Mr Fleming said while additional training might be required, it would provide some relief for paramedics.
“It’s trying to get maximum use from the existing public services,” he said, “particularly the fire services who are experienced in responding to emergencies and don’t panic. I think that could be very valuable, particularly in rural areas.”
In an address to the CFOA’s annual conference in Tullamore yesterday, he also called on the Government to invest more in fire services.
Mr Fleming said there was very little financing available at local level to support a focused community fire safety strategy. “Current expenditure by local authorities on fire and rescue services is €267m per annum. Proper station facilities are essential for maintaining the delivery of a fire service. Fire appliances are the workhorses of the services and it is regrettable that there has been no fleet capital funding provided in recent years.

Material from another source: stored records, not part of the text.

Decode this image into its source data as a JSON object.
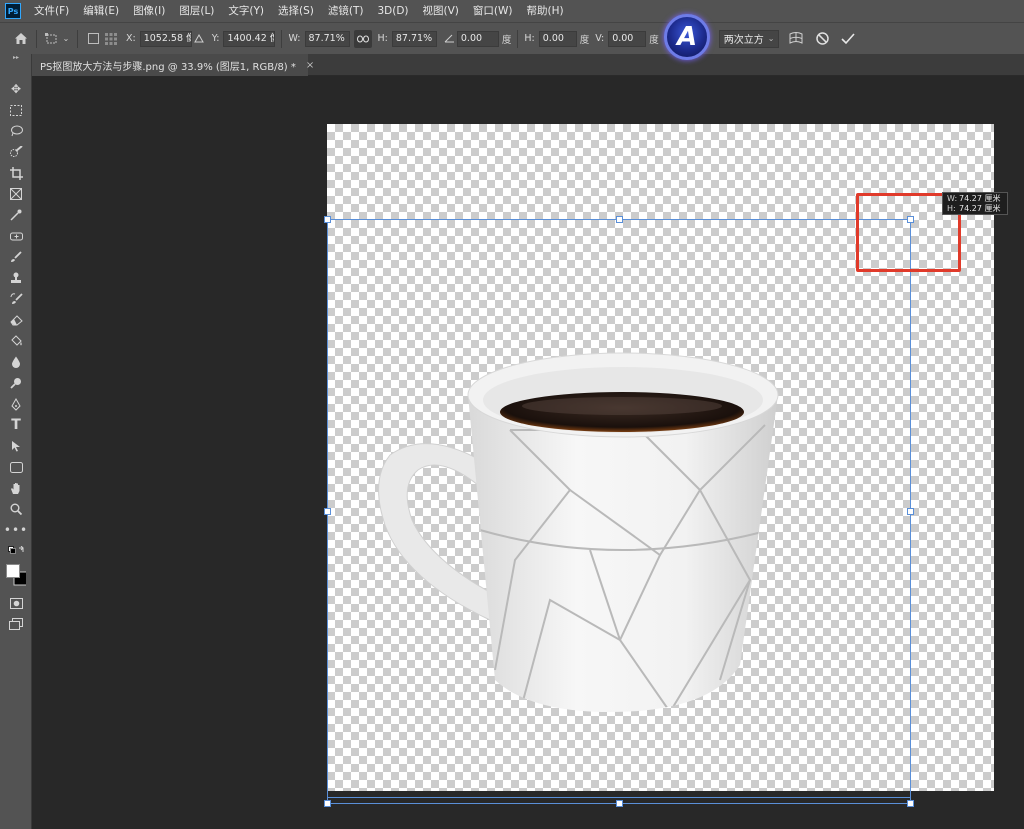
{
  "app": {
    "logo_text": "Ps"
  },
  "menu": [
    "文件(F)",
    "编辑(E)",
    "图像(I)",
    "图层(L)",
    "文字(Y)",
    "选择(S)",
    "滤镜(T)",
    "3D(D)",
    "视图(V)",
    "窗口(W)",
    "帮助(H)"
  ],
  "options": {
    "x_label": "X:",
    "x_value": "1052.58 像",
    "y_label": "Y:",
    "y_value": "1400.42 像",
    "w_label": "W:",
    "w_value": "87.71%",
    "h_label": "H:",
    "h_value": "87.71%",
    "angle_value": "0.00",
    "angle_unit": "度",
    "hskew_label": "H:",
    "hskew_value": "0.00",
    "hskew_unit": "度",
    "vskew_label": "V:",
    "vskew_value": "0.00",
    "vskew_unit": "度",
    "interpolation": "两次立方",
    "badge_letter": "A"
  },
  "document_tab": {
    "title": "PS抠图放大方法与步骤.png @ 33.9% (图层1, RGB/8) *",
    "close": "×"
  },
  "size_tooltip": {
    "w_key": "W:",
    "w_value": "74.27 厘米",
    "h_key": "H:",
    "h_value": "74.27 厘米"
  },
  "colors": {
    "accent_blue": "#5a8fd8",
    "highlight_red": "#e03a2a",
    "ui_gray": "#535353"
  },
  "tools": [
    "move-icon",
    "marquee-icon",
    "lasso-icon",
    "quick-select-icon",
    "crop-icon",
    "frame-icon",
    "eyedropper-icon",
    "healing-icon",
    "brush-icon",
    "stamp-icon",
    "history-brush-icon",
    "eraser-icon",
    "paint-bucket-icon",
    "blur-icon",
    "dodge-icon",
    "pen-icon",
    "type-icon",
    "path-select-icon",
    "shape-icon",
    "hand-icon",
    "zoom-icon",
    "more-tools-icon"
  ]
}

“The provision of such funding would allow fire and rescue services to break out of their traditional roles and create added social value to local communities by proactively engaging with the broader social agenda and working with partner agencies,” he said.
Mr Fleming said he was trying to stimulate a debate on the matter. “The ambulance service is under pressure and the fire service could provide support, subject to proper governance.”
He said the Danish fire service, which was represented at the conference, had gone through major changes recently and now provides an emergency medical service in addition to their traditional role.